Recently, it seems the number of regional admissions representatives has increased.
- Why are colleges and universities incorporating these positions into their recruitment plans?
- What does a regional recruiter do—and what are the benefits?
- How can admissions offices and high school counselors utilize these professionals?
We hope to answer these questions in a brief introduction to the world of regional recruitment.
What is a regional representative and what do they do?
- Regional reps typically live in their primary recruitment territory and work from a home office.
- No, they don’t lounge in their pajamas all day! Regional reps do many of the same tasks as their on-campus counterparts; however, they’re able to increase institutional exposure through more local events while completing various other responsibilities like application review, assisting with financial aid, and completing calling projects.
What are the top three benefits and challenges to having a regional representative?
- Increased number of high school visits and fair attendance. The majority of regional representatives (surveyed in the spring of 2014 in preparation for our presentation at the MIDWest ACAC conference) attend over 80 high school visits and over 40 college fairs annually— many more than most colleagues based on-campus.
- Face-to-face meetings with students, families and counselors. Because regional reps live in their recruitment territory, it allows them to spend more time with prospective students in-person. In the competitive admission marketplace, this personal touch can make all the difference.
- Increased exposure. Living in their recruitment territory allows more flexibility to participate in additional events, such as classroom presentations, parent panels, college nights, and financial aid nights.
- Less interaction with colleagues, current students, and campus. Regional reps have to work hard to stay connected and be kept in the loop with happenings on-campus.
- Work can be repetitive. Because regional reps typically do an increased number of visits, fairs, and receptions, work can become somewhat repetitive.
- Finding a good work-life balance. Many regional reps report this to be one of the biggest challenges in their position. With the computer and phone always right there, how can they not answer that email that came in at 11pm?
What are the keys to success for a regional?
- Manage expectations and give the regional model time. Don’t expect immediate gains— allow at least three recruitment cycles to see best results.
- Trust the instincts of the regional rep and their knowledge of the territory.

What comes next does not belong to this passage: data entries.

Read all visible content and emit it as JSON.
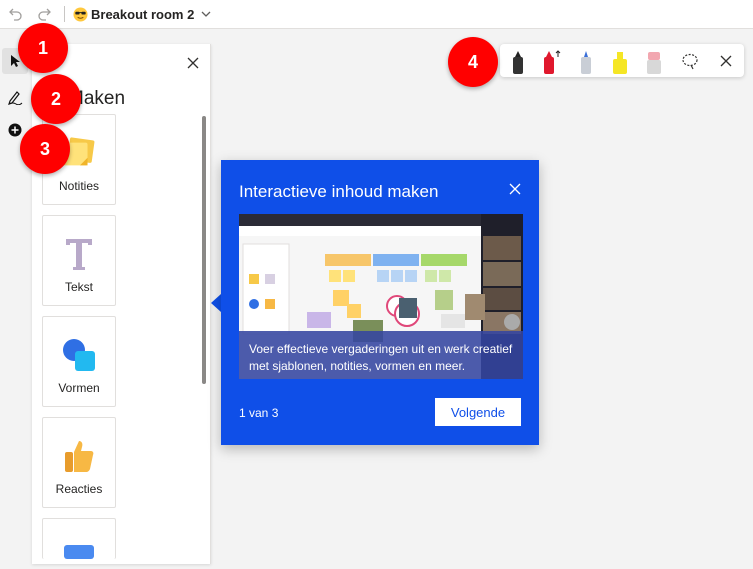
{
  "topbar": {
    "room_title": "Breakout room 2",
    "icons": [
      "undo-icon",
      "redo-icon",
      "sunglasses-emoji-icon",
      "chevron-down-icon"
    ]
  },
  "rail": {
    "tools": [
      "select-arrow-icon",
      "pen-icon",
      "add-icon"
    ]
  },
  "panel": {
    "title": "Maken",
    "items": [
      {
        "label": "Notities",
        "icon": "sticky-notes-icon"
      },
      {
        "label": "Tekst",
        "icon": "text-icon"
      },
      {
        "label": "Vormen",
        "icon": "shapes-icon"
      },
      {
        "label": "Reacties",
        "icon": "thumbs-up-icon"
      },
      {
        "label": "",
        "icon": "image-icon"
      }
    ]
  },
  "callout": {
    "title": "Interactieve inhoud maken",
    "description": "Voer effectieve vergaderingen uit en werk creatief met sjablonen, notities, vormen en meer.",
    "pager": "1 van 3",
    "next_label": "Volgende"
  },
  "ink_toolbar": {
    "tools": [
      "black-pen-icon",
      "red-arrow-pen-icon",
      "blue-pen-icon",
      "highlighter-icon",
      "eraser-icon",
      "lasso-icon",
      "close-icon"
    ],
    "colors": {
      "black": "#222222",
      "red": "#e0182d",
      "blue": "#3a6fd8",
      "highlighter": "#f5e625",
      "eraser": "#f2a7b0"
    }
  },
  "markers": [
    "1",
    "2",
    "3",
    "4"
  ],
  "colors": {
    "callout_bg": "#0f4fe8",
    "marker_red": "#ff0000"
  }
}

- Encourage your regional rep to get involved with professional organizations.
For Regional Representatives:
- Set a daily schedule and keep to it.
- Develop a work-life balance (this might take some time).

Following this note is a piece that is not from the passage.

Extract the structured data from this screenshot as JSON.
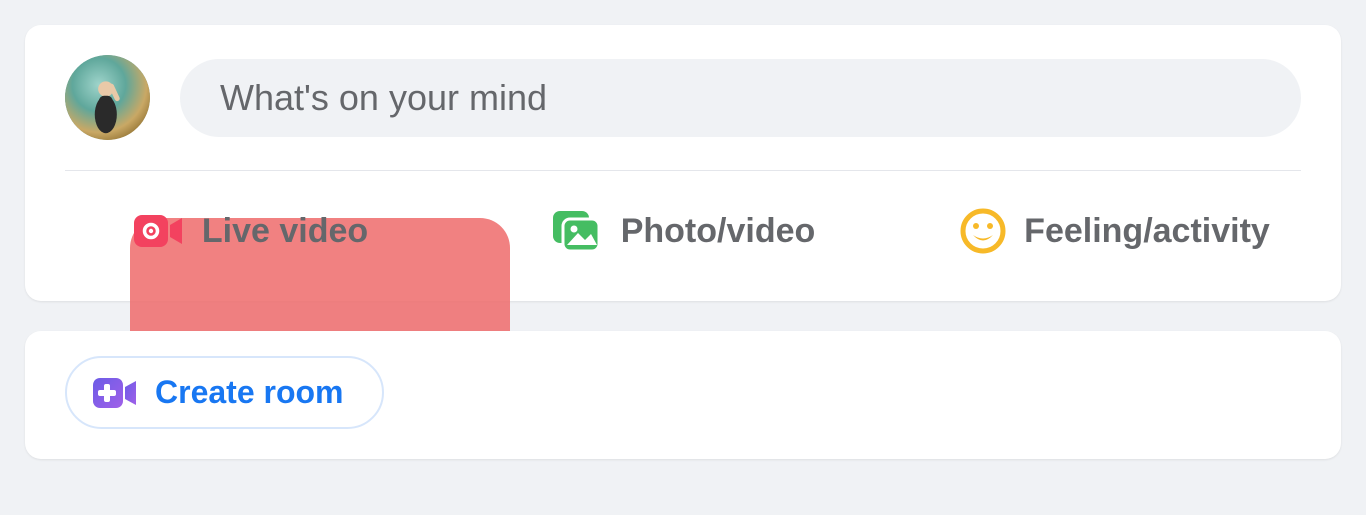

- Find a mentor. Speaking with another regional rep can be extremely helpful during the transition.
- Get involved with a local group of regional representatives (this is a great place to find a mentor!). Find a list here: National Association of Regional Admission Counselors (NARAC).
For Supervisors and Regional Representatives:
- Create open lines of communication.
- Discuss expectations for visits, fairs, travel to campus, calling, etc.
- Always present regional representatives in a positive light. There are many misconceptions about regional reps, so it is important to help all parties understand the value of these positions.
Whether your institution already has regional admissions representatives or is thinking about adding them, it is important to look carefully at this role. Don’t rush implementation and examine all possible roadblocks to success and try to eliminate them. This will save the institution time and money in the long run.
We hope this article can inspire conversations, whether you work with regionals or not, and help break down some misconceptions of what regional admissions representatives do.